We have argued above how may a newborn learn to communicate and eventually incorporate the cultural (linguistic) milieu by imitation using the postulated memory neurons (MN) as intermediary between self and mother as demonstrated in apes. It is not easy to articulate at this stage how may this recursive interactivity lead to a spontaneous self organization along specific design guidelines giving rise to an emergent level of order, more complex than the one preceding it (see Holland 1998), first an awareness of self during the first trimester of post natal life and the qualitative jump to self consciousness with further development of linguistic capacity.
We have no choice but to characterize the attainment of this high order level of consciousness (self-consciousness) as a ‘qualitative’ jump because what has really subconsciously emerged in this very complicated process, as here argumented is no less than the psychological self, the sum total of conscious, subconscious and unconscious events and contents, hopefully in harmony with its internal body and external physical environmental niche for its bio-psycho-social survival. At first sight this leaves no space for ‘free will’, everything seems to be determined by genetic or social forces outside my capacity to control effectively. Everywhere around us we witness a palpable progression in the structure and function of our most important cultural institutions, a verifiable case of negentropy, notwithstanding the failed results of the materialist parishioners to demonstrate a corresponding increase in the environment along thermodynamic conceptual thinking. It should not be difficult to logically conclude, along mathematical statistic guidelines, the operation of an intelligent special design, call it what you may. Social and historical experience records that man can exercise his free will within the constraints of that ever-present but invisible intelligence. If we ever hope to be able to characterize His ontological features, we must first become the unconscious self explaining the conscious rationalization, a self-evident paradox.

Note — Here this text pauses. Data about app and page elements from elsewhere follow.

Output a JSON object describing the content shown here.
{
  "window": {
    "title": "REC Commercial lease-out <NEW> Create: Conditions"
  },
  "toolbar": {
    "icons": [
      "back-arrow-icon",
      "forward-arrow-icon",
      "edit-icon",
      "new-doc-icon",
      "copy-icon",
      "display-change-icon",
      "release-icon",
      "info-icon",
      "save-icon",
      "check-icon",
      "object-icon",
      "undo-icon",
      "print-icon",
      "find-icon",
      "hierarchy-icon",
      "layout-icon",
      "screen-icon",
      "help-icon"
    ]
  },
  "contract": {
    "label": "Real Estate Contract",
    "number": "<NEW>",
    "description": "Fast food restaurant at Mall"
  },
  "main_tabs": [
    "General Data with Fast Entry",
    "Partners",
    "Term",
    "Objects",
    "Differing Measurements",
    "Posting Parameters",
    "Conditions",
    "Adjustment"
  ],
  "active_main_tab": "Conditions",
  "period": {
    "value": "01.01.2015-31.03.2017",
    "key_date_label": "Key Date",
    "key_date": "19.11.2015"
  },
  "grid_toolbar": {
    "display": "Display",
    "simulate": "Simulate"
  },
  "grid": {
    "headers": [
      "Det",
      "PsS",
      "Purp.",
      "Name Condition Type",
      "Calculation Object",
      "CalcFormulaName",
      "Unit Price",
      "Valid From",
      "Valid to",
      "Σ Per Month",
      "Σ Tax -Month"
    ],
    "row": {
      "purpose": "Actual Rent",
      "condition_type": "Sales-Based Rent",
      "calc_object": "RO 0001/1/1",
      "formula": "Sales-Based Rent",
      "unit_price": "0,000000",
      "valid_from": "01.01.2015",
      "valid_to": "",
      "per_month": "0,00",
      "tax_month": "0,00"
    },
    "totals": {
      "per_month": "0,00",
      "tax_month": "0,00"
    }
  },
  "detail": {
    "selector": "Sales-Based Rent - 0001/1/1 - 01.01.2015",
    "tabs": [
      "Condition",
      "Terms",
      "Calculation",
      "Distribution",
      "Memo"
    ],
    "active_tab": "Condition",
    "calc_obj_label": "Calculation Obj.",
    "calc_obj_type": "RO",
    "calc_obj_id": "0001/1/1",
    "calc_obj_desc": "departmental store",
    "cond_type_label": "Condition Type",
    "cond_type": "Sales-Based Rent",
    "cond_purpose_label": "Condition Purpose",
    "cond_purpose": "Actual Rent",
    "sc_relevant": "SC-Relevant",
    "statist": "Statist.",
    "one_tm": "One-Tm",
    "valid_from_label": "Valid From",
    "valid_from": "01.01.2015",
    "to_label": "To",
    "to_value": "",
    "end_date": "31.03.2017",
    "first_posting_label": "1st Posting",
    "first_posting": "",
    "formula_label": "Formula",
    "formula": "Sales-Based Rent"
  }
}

“..natural language is not only imperfect, but even in principle incoherent.” Frege
End Chapter 14